[Your task] Please go through the records below and return every line holding the word "text".

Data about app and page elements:
Start of Block

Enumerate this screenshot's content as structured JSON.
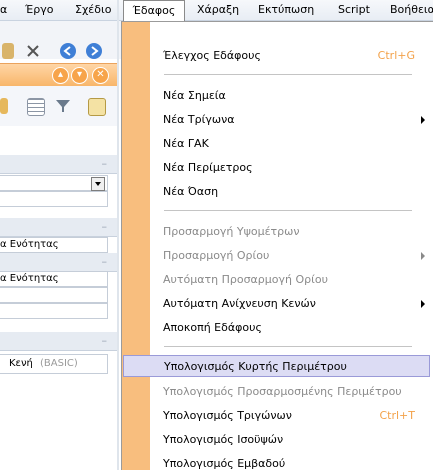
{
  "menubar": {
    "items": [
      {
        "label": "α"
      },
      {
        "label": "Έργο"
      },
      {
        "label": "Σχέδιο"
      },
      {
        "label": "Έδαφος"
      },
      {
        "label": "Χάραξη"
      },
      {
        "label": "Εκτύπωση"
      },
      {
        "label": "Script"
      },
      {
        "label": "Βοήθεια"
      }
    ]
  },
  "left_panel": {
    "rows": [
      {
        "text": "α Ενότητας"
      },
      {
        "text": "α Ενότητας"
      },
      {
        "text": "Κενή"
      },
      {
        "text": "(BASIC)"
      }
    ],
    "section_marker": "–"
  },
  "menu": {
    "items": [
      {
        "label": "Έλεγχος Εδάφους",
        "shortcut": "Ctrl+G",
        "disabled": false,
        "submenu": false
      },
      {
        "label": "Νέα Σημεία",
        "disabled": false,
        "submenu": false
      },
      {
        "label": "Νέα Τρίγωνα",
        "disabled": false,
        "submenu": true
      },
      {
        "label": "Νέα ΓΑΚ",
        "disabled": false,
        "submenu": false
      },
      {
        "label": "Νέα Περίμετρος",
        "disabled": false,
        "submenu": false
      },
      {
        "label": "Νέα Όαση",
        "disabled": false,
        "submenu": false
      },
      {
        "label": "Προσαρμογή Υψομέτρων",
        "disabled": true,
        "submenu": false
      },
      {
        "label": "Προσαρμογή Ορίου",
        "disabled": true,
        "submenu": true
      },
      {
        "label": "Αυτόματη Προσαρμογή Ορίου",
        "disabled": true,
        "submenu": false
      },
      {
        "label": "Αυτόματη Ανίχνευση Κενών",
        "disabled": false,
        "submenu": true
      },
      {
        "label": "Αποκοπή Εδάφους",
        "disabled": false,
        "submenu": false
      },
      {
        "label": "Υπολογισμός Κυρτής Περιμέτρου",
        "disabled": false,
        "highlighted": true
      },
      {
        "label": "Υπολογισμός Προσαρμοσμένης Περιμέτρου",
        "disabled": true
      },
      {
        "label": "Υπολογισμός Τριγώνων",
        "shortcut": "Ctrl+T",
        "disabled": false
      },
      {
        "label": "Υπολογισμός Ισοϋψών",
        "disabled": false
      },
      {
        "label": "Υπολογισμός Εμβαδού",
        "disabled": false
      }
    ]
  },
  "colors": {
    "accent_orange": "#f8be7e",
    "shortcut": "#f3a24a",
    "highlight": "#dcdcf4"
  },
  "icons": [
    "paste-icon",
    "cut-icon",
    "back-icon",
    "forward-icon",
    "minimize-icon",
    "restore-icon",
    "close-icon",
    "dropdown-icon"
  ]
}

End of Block
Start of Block

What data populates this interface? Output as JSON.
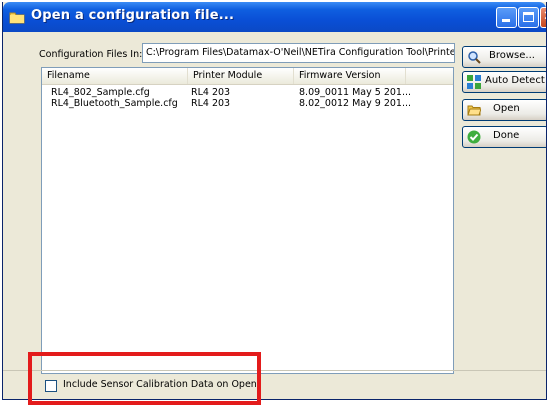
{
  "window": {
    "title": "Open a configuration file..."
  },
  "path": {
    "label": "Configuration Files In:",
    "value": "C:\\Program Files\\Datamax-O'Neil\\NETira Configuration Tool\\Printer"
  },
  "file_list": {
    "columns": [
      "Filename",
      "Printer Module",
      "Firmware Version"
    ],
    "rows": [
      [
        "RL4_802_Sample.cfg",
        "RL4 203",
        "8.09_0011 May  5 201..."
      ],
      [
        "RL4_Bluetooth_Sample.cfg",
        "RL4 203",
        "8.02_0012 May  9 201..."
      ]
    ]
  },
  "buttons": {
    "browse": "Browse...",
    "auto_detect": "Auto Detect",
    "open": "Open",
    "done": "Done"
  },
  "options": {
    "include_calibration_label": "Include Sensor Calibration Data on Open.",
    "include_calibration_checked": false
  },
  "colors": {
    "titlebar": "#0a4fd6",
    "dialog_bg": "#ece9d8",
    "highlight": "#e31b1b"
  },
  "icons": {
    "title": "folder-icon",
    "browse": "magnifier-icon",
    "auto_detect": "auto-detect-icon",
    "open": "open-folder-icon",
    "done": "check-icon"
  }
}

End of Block

[Your solution]
        "text": "α Ενότητας"
        "text": "α Ενότητας"
        "text": "Κενή"
        "text": "(BASIC)"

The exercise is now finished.